Zhang, J., Guan, J., Qi, X., Ding, H., Yuan, H., Xie, Z., et al. (2016). Dimethyloxaloylglycine promotes the angiogenic activity of mesenchymal stem cells derived from iPSCs via activation of the PI3K/Akt pathway for bone regeneration. Int. J. Biol. Sci. 12, 639–652. doi: 10.7150/ijbs.14025
Zhang, K., Zhao, T., Huang, X., Wu, L. Y., Wu, K., Zhu, L. L., et al. (2014). Notch1 mediates postnatal neurogenesis in hippocampus enhanced by intermittent hypoxia. Neurobiol. Dis. 64, 66–78. doi: 10.1016/j.nbd.2013.12.010
Zhang, P., Yao, Q., Lu, L., Li, Y., Chen, P. J., and Duan, C. (2014). Hypoxia-inducible factor 3 is an oxygen-dependent transcription activator and regulates a distinct transcriptional response to hypoxia. Cell Rep. 6, 1110–1121. doi: 10.1016/j.celrep.2014.02.011
Zhao, T., Zhang, C. P., Liu, Z. H., Wu, L. Y., Huang, X., Wu, H. T., et al. (2008). Hypoxia-driven proliferation of embryonic neural stem/progenitor cells–role of hypoxia-inducible transcription factor-1alpha. FEBS J. 275, 1824–1834. doi: 10.1111/j.1742-4658.2008.06340.x
Keywords: PHDs, inhibitors, NSCs, HIFs, hypoxia
Citation: Wu L-Y, He Y-L and Zhu L-L (2018) Possible Role of PHD Inhibitors as Hypoxia-Mimicking Agents in the Maintenance of Neural Stem Cells’ Self-Renewal Properties. Front. Cell Dev. Biol. 6:169. doi: 10.3389/fcell.2018.00169
Received: 30 June 2018; Accepted: 28 November 2018;
Published: 11 December 2018.
Edited by:Eleonora Napoli, University of California, Davis, United States
Reviewed by:Claudia Penna, Università degli Studi di Torino, Italy
Jiaxing Zhang, Xiamen University, China

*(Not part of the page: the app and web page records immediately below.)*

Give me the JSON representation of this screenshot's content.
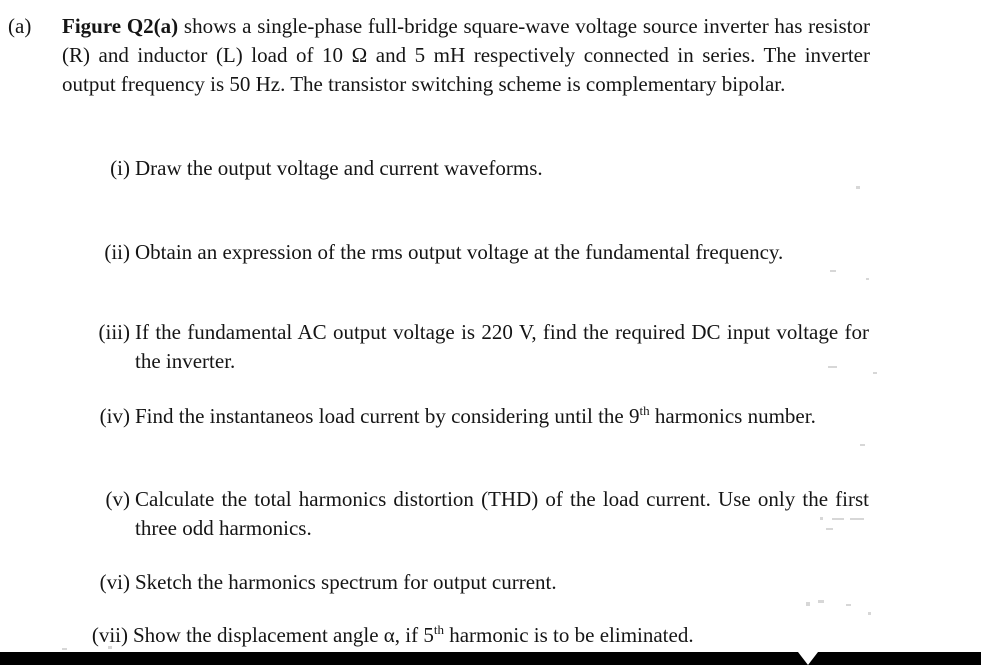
{
  "document": {
    "part_label": "(a)",
    "intro": {
      "bold_lead": "Figure Q2(a)",
      "rest": " shows a single-phase full-bridge square-wave voltage source inverter has resistor (R) and inductor (L) load of 10 Ω and 5 mH respectively connected in series. The inverter output frequency is 50 Hz. The transistor switching scheme is complementary bipolar."
    },
    "sub_questions": [
      {
        "numeral": "(i)",
        "text": "Draw the output voltage and current waveforms."
      },
      {
        "numeral": "(ii)",
        "text": "Obtain an expression of the rms output voltage at the fundamental frequency."
      },
      {
        "numeral": "(iii)",
        "text": "If the fundamental AC output voltage is 220 V, find the required DC input voltage for the inverter."
      },
      {
        "numeral": "(iv)",
        "text_before": "Find the instantaneos load current by considering until the 9",
        "superscript": "th",
        "text_after": " harmonics number."
      },
      {
        "numeral": "(v)",
        "text": "Calculate the total harmonics distortion (THD) of the load current. Use only the first three odd harmonics."
      },
      {
        "numeral": "(vi)",
        "text": "Sketch the harmonics spectrum for output current."
      },
      {
        "numeral": "(vii)",
        "text_before": "Show the displacement angle α, if 5",
        "superscript": "th",
        "text_after": " harmonic is to be eliminated."
      }
    ]
  },
  "style": {
    "background_color": "#ffffff",
    "text_color": "#151515",
    "band_color": "#000000",
    "notch_color": "#ffffff"
  }
}
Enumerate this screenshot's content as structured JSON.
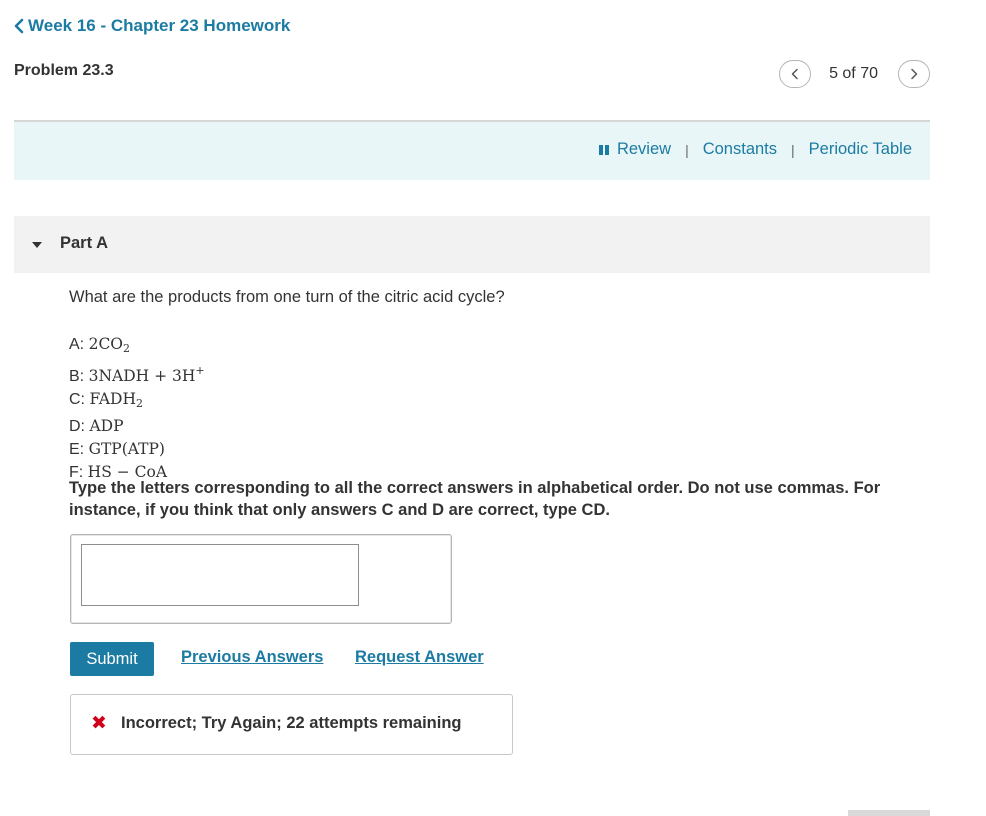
{
  "breadcrumb": {
    "icon": "chevron-left-icon",
    "label": "Week 16 - Chapter 23 Homework"
  },
  "problem": {
    "title": "Problem 23.3"
  },
  "pager": {
    "count": "5 of 70",
    "prev_icon": "chevron-left-icon",
    "next_icon": "chevron-right-icon"
  },
  "resources": {
    "icon": "book-icon",
    "review": "Review",
    "separator": "|",
    "constants": "Constants",
    "periodic_table": "Periodic Table"
  },
  "part": {
    "label": "Part A",
    "icon": "caret-down-icon"
  },
  "question": "What are the products from one turn of the citric acid cycle?",
  "options": [
    {
      "letter": "A:",
      "text": "2CO",
      "sub": "2"
    },
    {
      "letter": "B:",
      "text": "3NADH + 3H",
      "sup": "+"
    },
    {
      "letter": "C:",
      "text": "FADH",
      "sub": "2"
    },
    {
      "letter": "D:",
      "text": "ADP"
    },
    {
      "letter": "E:",
      "text": "GTP(ATP)"
    },
    {
      "letter": "F:",
      "text": "HS − CoA"
    }
  ],
  "instructions": "Type the letters corresponding to all the correct answers in alphabetical order. Do not use commas. For instance, if you think that only answers C and D are correct, type CD.",
  "answer": {
    "value": ""
  },
  "actions": {
    "submit": "Submit",
    "previous_answers": "Previous Answers",
    "request_answer": "Request Answer"
  },
  "feedback": {
    "icon": "x-mark-icon",
    "mark": "✖",
    "message": "Incorrect; Try Again; 22 attempts remaining"
  },
  "colors": {
    "link": "#1c7ba2",
    "resource_bar_bg": "#e8f6f8",
    "part_header_bg": "#f2f2f2",
    "error": "#d0021b"
  }
}
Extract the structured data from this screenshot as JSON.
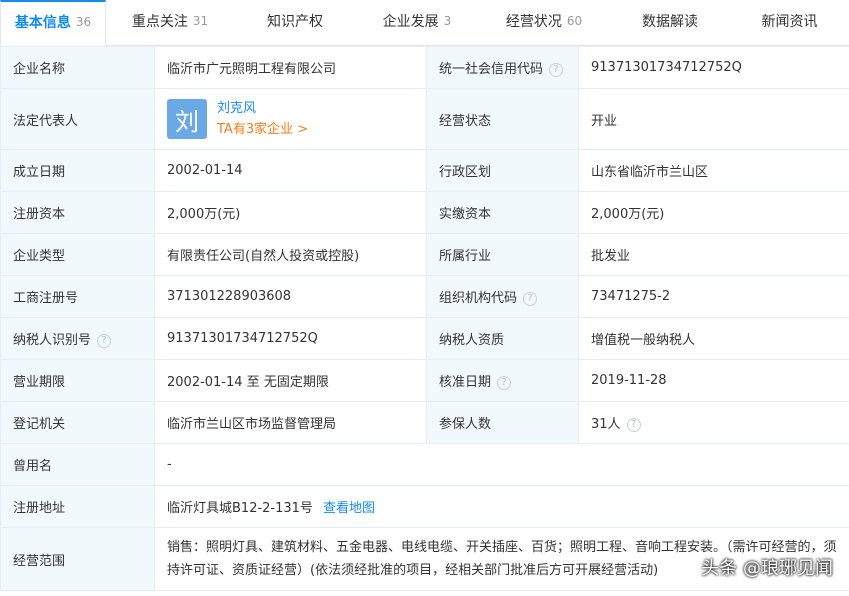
{
  "tabs": [
    {
      "label": "基本信息",
      "count": "36"
    },
    {
      "label": "重点关注",
      "count": "31"
    },
    {
      "label": "知识产权",
      "count": ""
    },
    {
      "label": "企业发展",
      "count": "3"
    },
    {
      "label": "经营状况",
      "count": "60"
    },
    {
      "label": "数据解读",
      "count": ""
    },
    {
      "label": "新闻资讯",
      "count": ""
    }
  ],
  "info": {
    "company_name": {
      "label": "企业名称",
      "value": "临沂市广元照明工程有限公司"
    },
    "credit_code": {
      "label": "统一社会信用代码",
      "value": "91371301734712752Q"
    },
    "legal_rep": {
      "label": "法定代表人",
      "avatar_char": "刘",
      "name": "刘克风",
      "companies": "TA有3家企业 >"
    },
    "status": {
      "label": "经营状态",
      "value": "开业"
    },
    "established": {
      "label": "成立日期",
      "value": "2002-01-14"
    },
    "region": {
      "label": "行政区划",
      "value": "山东省临沂市兰山区"
    },
    "reg_capital": {
      "label": "注册资本",
      "value": "2,000万(元)"
    },
    "paid_capital": {
      "label": "实缴资本",
      "value": "2,000万(元)"
    },
    "company_type": {
      "label": "企业类型",
      "value": "有限责任公司(自然人投资或控股)"
    },
    "industry": {
      "label": "所属行业",
      "value": "批发业"
    },
    "reg_number": {
      "label": "工商注册号",
      "value": "371301228903608"
    },
    "org_code": {
      "label": "组织机构代码",
      "value": "73471275-2"
    },
    "taxpayer_id": {
      "label": "纳税人识别号",
      "value": "91371301734712752Q"
    },
    "taxpayer_qual": {
      "label": "纳税人资质",
      "value": "增值税一般纳税人"
    },
    "term": {
      "label": "营业期限",
      "value": "2002-01-14 至 无固定期限"
    },
    "approval_date": {
      "label": "核准日期",
      "value": "2019-11-28"
    },
    "authority": {
      "label": "登记机关",
      "value": "临沂市兰山区市场监督管理局"
    },
    "insured": {
      "label": "参保人数",
      "value": "31人"
    },
    "former_name": {
      "label": "曾用名",
      "value": "-"
    },
    "address": {
      "label": "注册地址",
      "value": "临沂灯具城B12-2-131号",
      "map_link": "查看地图"
    },
    "scope": {
      "label": "经营范围",
      "value": "销售：照明灯具、建筑材料、五金电器、电线电缆、开关插座、百货；照明工程、音响工程安装。（需许可经营的，须持许可证、资质证经营）(依法须经批准的项目，经相关部门批准后方可开展经营活动)"
    }
  },
  "help_glyph": "?",
  "watermark": "头条 @琅琊见闻"
}
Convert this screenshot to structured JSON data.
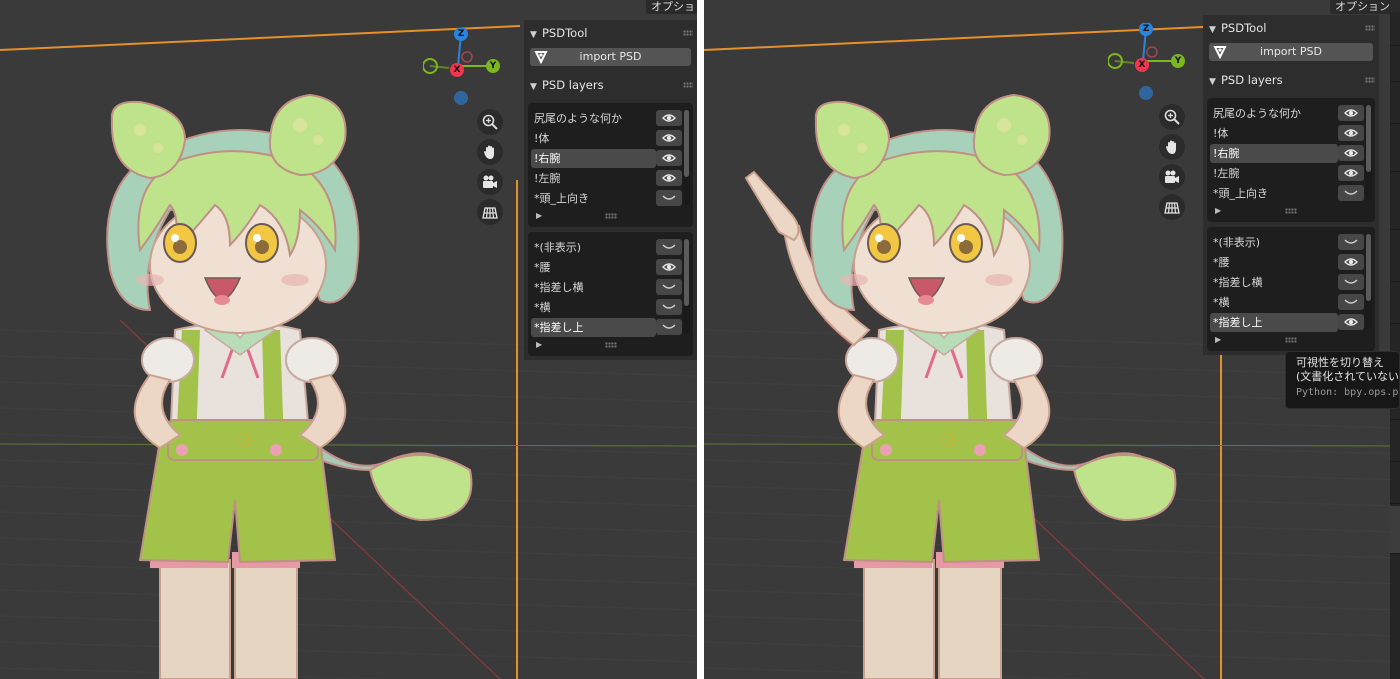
{
  "screens": [
    {
      "id": "left",
      "header_chip": "オプショ",
      "panel": {
        "psdtool_title": "PSDTool",
        "import_label": "import PSD",
        "psd_layers_title": "PSD layers",
        "list1": [
          {
            "label": "尻尾のような何か",
            "visible": true
          },
          {
            "label": "!体",
            "visible": true
          },
          {
            "label": "!右腕",
            "visible": true,
            "selected": true
          },
          {
            "label": "!左腕",
            "visible": true
          },
          {
            "label": "*頭_上向き",
            "visible": false
          }
        ],
        "list2": [
          {
            "label": "*(非表示)",
            "visible": false
          },
          {
            "label": "*腰",
            "visible": true
          },
          {
            "label": "*指差し横",
            "visible": false
          },
          {
            "label": "*横",
            "visible": false
          },
          {
            "label": "*指差し上",
            "visible": false,
            "selected": true
          }
        ]
      },
      "pointing_arm": false
    },
    {
      "id": "right",
      "header_chip": "オプション",
      "panel": {
        "psdtool_title": "PSDTool",
        "import_label": "import PSD",
        "psd_layers_title": "PSD layers",
        "list1": [
          {
            "label": "尻尾のような何か",
            "visible": true
          },
          {
            "label": "!体",
            "visible": true
          },
          {
            "label": "!右腕",
            "visible": true,
            "selected": true
          },
          {
            "label": "!左腕",
            "visible": true
          },
          {
            "label": "*頭_上向き",
            "visible": false
          }
        ],
        "list2": [
          {
            "label": "*(非表示)",
            "visible": false
          },
          {
            "label": "*腰",
            "visible": true
          },
          {
            "label": "*指差し横",
            "visible": false
          },
          {
            "label": "*横",
            "visible": false
          },
          {
            "label": "*指差し上",
            "visible": true,
            "selected": true
          }
        ]
      },
      "pointing_arm": true,
      "tooltip": {
        "line1": "可視性を切り替え",
        "line2": "(文書化されていない",
        "line3": "Python: bpy.ops.p"
      }
    }
  ],
  "gizmo": {
    "z": "Z",
    "x": "X",
    "y": "Y"
  },
  "colors": {
    "viewport_bg": "#3a3a3a",
    "panel_bg": "#2d2d2d",
    "axis_x": "#f0364f",
    "axis_y": "#7bb71f",
    "axis_z": "#2b83de",
    "horizon": "#e7902a",
    "hair": "#bfe38a",
    "overalls": "#a2c24a"
  }
}
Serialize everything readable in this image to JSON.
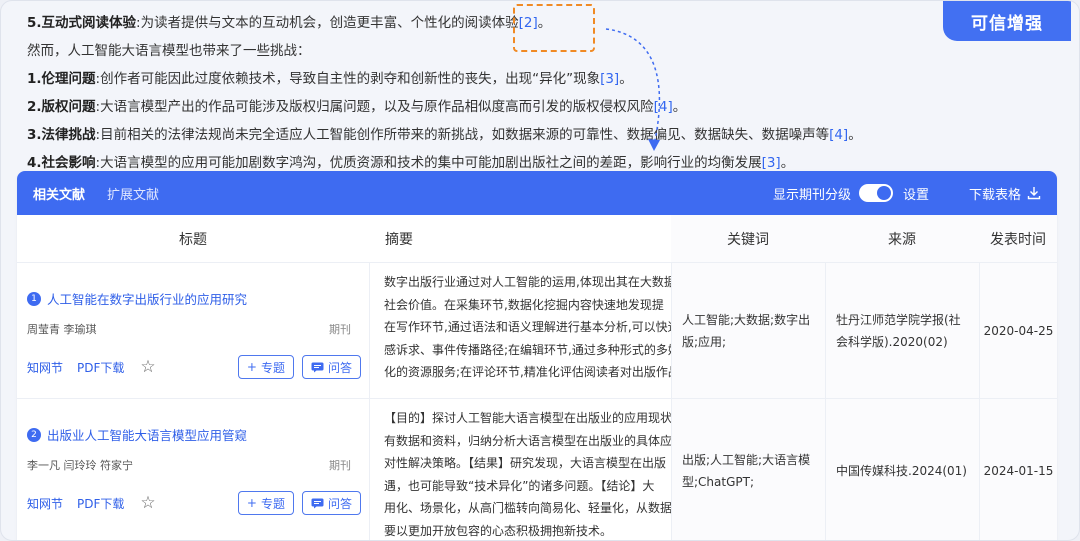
{
  "content": {
    "line1": {
      "num": "5.",
      "title": "互动式阅读体验",
      "text": ":为读者提供与文本的互动机会，创造更丰富、个性化的阅读体验",
      "cite": "[2]",
      "end": "。"
    },
    "line2": {
      "text": "然而，人工智能大语言模型也带来了一些挑战："
    },
    "line3": {
      "num": "1.",
      "title": "伦理问题",
      "text": ":创作者可能因此过度依赖技术，导致自主性的剥夺和创新性的丧失，出现“异化”现象",
      "cite": "[3]",
      "end": "。"
    },
    "line4": {
      "num": "2.",
      "title": "版权问题",
      "text": ":大语言模型产出的作品可能涉及版权归属问题，以及与原作品相似度高而引发的版权侵权风险",
      "cite": "[4]",
      "end": "。"
    },
    "line5": {
      "num": "3.",
      "title": "法律挑战",
      "text": ":目前相关的法律法规尚未完全适应人工智能创作所带来的新挑战，如数据来源的可靠性、数据偏见、数据缺失、数据噪声等",
      "cite": "[4]",
      "end": "。"
    },
    "line6": {
      "num": "4.",
      "title": "社会影响",
      "text": ":大语言模型的应用可能加剧数字鸿沟，优质资源和技术的集中可能加剧出版社之间的差距，影响行业的均衡发展",
      "cite": "[3]",
      "end": "。"
    }
  },
  "badge": {
    "label": "可信增强"
  },
  "panel": {
    "tabs": [
      "相关文献",
      "扩展文献"
    ],
    "toggle_label": "显示期刊分级",
    "settings": "设置",
    "download": "下载表格"
  },
  "table": {
    "headers": {
      "title": "标题",
      "abstract": "摘要",
      "keywords": "关键词",
      "source": "来源",
      "date": "发表时间"
    },
    "rows": [
      {
        "num": "1",
        "title": "人工智能在数字出版行业的应用研究",
        "authors": "周莹青 李瑜琪",
        "type": "期刊",
        "links": [
          "知网节",
          "PDF下载"
        ],
        "btn_topic": "专题",
        "btn_ask": "问答",
        "abstract": [
          "数字出版行业通过对人工智能的运用,体现出其在大数据",
          "社会价值。在采集环节,数据化挖掘内容快速地发现提",
          "在写作环节,通过语法和语义理解进行基本分析,可以快速",
          "感诉求、事件传播路径;在编辑环节,通过多种形式的多媒",
          "化的资源服务;在评论环节,精准化评估阅读者对出版作品"
        ],
        "keywords": "人工智能;大数据;数字出版;应用;",
        "source": "牡丹江师范学院学报(社会科学版).2020(02)",
        "date": "2020-04-25"
      },
      {
        "num": "2",
        "title": "出版业人工智能大语言模型应用管窥",
        "authors": "李一凡 闫玲玲 符家宁",
        "type": "期刊",
        "links": [
          "知网节",
          "PDF下载"
        ],
        "btn_topic": "专题",
        "btn_ask": "问答",
        "abstract": [
          "【目的】探讨人工智能大语言模型在出版业的应用现状",
          "有数据和资料，归纳分析大语言模型在出版业的具体应",
          "对性解决策略。【结果】研究发现，大语言模型在出版",
          "遇，也可能导致“技术异化”的诸多问题。【结论】大",
          "用化、场景化，从高门槛转向简易化、轻量化，从数据",
          "要以更加开放包容的心态积极拥抱新技术。"
        ],
        "keywords": "出版;人工智能;大语言模型;ChatGPT;",
        "source": "中国传媒科技.2024(01)",
        "date": "2024-01-15"
      }
    ]
  },
  "colors": {
    "accent": "#3e6bf1",
    "highlight": "#f08a24",
    "link": "#2f5fe8"
  }
}
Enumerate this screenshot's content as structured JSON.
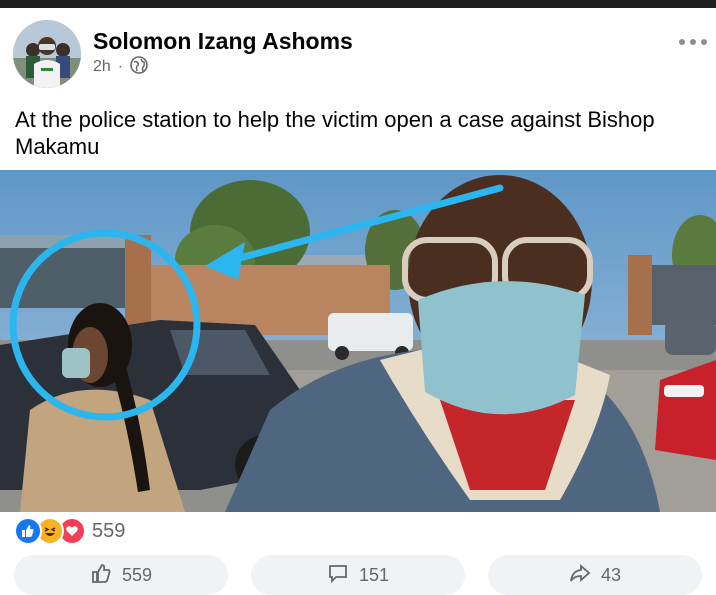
{
  "post": {
    "author": "Solomon Izang Ashoms",
    "time": "2h",
    "separator": "·",
    "caption": "At the police station to help the victim open a case against Bishop Makamu"
  },
  "reactions": {
    "count": "559",
    "types": [
      "like-icon",
      "haha-icon",
      "love-icon"
    ],
    "colors": {
      "like": "#1877f2",
      "haha": "#f7b125",
      "love": "#f33e58"
    }
  },
  "actions": [
    {
      "name": "like-action-button",
      "icon": "thumbs-up-icon",
      "label": "559"
    },
    {
      "name": "comment-action-button",
      "icon": "comment-icon",
      "label": "151"
    },
    {
      "name": "share-action-button",
      "icon": "share-icon",
      "label": "43"
    }
  ]
}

Copyright © 2018 Wu, He and Zhu. This is an open-access article distributed under the terms of the Creative Commons Attribution License (CC BY). The use, distribution or reproduction in other forums is permitted, provided the original author(s) and the copyright owner(s) are credited and that the original publication in this journal is cited, in accordance with accepted academic practice. No use, distribution or reproduction is permitted which does not comply with these terms.